Problem to work on> What lines below hold the string "JSON"? Copy them all.
** Opening Records supplied block **
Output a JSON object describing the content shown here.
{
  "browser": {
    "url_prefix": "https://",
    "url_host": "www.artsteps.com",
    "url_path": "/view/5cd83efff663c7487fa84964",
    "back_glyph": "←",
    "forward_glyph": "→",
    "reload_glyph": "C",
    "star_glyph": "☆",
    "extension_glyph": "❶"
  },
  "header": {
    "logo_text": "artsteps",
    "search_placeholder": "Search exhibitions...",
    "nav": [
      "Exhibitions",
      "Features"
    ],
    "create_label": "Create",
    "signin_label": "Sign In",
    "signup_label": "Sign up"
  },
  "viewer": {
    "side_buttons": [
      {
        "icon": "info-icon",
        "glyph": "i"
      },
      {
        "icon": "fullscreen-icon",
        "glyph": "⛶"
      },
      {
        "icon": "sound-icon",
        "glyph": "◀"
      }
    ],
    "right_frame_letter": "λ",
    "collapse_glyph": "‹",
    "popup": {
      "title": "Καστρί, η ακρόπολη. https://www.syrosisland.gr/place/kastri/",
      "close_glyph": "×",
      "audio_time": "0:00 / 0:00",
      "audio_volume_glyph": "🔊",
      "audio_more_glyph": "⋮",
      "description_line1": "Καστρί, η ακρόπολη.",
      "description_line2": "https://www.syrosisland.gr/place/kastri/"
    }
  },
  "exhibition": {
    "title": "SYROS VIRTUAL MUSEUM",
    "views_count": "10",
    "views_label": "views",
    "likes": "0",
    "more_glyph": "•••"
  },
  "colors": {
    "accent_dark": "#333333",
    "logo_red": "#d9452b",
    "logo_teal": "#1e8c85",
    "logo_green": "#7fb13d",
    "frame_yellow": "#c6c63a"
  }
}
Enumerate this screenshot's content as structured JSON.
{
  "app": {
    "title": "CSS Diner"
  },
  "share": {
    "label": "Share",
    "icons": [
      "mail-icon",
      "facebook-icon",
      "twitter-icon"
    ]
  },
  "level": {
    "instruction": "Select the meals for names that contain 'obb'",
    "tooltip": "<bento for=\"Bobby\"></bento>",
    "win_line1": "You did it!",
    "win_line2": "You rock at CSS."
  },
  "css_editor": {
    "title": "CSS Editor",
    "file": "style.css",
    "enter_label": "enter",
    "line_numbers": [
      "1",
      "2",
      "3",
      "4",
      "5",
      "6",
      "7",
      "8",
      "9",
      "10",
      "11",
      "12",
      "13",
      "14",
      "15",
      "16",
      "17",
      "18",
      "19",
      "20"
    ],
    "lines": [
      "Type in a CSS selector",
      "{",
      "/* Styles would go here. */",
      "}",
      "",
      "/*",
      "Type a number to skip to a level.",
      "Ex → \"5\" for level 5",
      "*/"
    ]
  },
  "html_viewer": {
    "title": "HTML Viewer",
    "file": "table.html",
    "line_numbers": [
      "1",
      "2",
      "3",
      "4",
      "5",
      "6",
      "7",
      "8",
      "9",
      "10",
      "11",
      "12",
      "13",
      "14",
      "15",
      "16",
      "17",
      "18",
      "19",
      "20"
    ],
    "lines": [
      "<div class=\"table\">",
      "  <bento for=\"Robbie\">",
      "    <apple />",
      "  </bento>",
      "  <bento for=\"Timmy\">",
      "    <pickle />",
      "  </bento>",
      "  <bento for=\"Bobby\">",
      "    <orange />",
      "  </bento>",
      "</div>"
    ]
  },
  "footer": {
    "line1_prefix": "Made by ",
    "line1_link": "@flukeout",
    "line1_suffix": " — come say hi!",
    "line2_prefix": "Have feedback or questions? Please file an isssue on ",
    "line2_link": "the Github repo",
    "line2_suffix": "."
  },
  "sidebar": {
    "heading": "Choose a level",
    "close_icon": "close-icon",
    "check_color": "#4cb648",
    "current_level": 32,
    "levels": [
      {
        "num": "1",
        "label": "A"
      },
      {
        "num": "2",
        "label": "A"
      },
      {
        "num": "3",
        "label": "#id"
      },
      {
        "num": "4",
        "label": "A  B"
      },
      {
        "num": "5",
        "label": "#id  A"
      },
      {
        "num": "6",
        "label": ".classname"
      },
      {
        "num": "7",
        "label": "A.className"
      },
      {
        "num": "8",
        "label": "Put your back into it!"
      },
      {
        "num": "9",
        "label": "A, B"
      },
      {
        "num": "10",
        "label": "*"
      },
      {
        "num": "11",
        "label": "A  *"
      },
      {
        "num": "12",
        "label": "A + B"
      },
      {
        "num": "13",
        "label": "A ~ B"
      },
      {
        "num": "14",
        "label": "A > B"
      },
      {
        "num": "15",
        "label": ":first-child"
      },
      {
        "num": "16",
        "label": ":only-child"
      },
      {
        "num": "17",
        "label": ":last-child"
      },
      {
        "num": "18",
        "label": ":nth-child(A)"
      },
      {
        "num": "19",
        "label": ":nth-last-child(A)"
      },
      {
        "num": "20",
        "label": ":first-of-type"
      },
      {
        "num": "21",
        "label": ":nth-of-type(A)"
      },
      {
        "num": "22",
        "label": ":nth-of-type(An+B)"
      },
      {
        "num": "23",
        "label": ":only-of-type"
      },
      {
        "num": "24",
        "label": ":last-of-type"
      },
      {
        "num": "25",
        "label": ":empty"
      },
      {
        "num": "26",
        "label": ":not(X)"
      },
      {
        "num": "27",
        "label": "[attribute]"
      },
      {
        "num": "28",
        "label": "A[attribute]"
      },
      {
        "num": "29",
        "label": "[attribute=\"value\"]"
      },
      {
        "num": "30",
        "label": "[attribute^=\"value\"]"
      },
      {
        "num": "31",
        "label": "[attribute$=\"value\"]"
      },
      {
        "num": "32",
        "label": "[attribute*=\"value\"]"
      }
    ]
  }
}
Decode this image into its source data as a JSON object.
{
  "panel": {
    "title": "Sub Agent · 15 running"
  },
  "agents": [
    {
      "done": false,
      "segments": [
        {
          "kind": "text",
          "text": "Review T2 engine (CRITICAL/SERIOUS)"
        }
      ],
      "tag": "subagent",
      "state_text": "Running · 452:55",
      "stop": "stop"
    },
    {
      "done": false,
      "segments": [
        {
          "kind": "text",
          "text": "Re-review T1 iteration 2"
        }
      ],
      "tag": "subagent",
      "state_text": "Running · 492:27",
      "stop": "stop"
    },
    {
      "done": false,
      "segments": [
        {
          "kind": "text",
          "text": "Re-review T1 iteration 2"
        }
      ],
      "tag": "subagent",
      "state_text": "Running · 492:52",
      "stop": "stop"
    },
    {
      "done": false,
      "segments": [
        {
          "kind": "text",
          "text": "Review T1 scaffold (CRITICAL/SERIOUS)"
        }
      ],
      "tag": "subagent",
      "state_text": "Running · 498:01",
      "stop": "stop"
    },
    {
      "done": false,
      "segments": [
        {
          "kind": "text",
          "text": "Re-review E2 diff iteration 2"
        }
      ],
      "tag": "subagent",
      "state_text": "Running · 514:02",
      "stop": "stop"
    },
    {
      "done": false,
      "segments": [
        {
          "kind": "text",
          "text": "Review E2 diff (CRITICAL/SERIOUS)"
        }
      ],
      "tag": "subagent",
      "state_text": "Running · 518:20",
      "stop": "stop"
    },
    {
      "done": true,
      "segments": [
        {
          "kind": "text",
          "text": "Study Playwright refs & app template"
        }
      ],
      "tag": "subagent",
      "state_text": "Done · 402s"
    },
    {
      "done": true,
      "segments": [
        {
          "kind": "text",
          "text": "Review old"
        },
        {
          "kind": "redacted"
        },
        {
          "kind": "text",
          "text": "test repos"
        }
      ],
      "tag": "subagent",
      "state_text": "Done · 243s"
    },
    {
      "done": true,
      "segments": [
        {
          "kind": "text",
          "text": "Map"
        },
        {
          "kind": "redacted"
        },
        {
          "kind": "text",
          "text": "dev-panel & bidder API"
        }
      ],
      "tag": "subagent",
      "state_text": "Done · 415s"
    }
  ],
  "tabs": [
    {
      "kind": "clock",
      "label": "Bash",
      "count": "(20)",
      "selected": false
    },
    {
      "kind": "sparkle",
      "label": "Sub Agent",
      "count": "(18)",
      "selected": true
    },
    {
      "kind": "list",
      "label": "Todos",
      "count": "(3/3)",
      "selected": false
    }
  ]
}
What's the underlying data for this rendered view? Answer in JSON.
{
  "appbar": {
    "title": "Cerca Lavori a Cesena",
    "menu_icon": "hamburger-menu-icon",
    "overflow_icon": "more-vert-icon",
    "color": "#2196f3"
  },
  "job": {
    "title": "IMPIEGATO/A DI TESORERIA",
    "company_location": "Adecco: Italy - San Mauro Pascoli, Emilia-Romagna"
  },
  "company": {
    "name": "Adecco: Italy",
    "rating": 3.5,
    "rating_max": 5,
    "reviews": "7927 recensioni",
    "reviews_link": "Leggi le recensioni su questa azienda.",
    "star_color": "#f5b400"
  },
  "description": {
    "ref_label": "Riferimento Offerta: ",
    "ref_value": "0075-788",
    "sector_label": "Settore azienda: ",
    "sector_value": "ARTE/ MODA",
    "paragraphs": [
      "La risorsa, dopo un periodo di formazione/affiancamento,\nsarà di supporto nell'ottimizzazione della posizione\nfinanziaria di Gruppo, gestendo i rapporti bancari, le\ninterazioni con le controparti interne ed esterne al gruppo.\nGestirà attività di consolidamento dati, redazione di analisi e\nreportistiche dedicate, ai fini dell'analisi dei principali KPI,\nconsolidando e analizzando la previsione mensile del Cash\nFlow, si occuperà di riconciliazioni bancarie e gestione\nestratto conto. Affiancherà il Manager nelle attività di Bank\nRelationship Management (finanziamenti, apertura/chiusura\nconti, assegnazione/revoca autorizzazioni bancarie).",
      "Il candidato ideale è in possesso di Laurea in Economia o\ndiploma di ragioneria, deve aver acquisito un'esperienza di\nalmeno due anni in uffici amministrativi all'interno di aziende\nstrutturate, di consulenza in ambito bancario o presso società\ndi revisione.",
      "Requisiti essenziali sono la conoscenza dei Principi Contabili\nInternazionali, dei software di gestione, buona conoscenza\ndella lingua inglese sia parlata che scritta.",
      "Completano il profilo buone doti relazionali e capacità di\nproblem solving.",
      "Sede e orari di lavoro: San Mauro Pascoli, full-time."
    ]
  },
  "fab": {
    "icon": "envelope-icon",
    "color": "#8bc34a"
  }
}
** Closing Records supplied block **
Task result>
Output a JSON object describing the content shown here.
Enumerate this screenshot's content as structured JSON.
Decode this image into its source data as a JSON object.
What's the underlying data for this rendered view? Answer in JSON.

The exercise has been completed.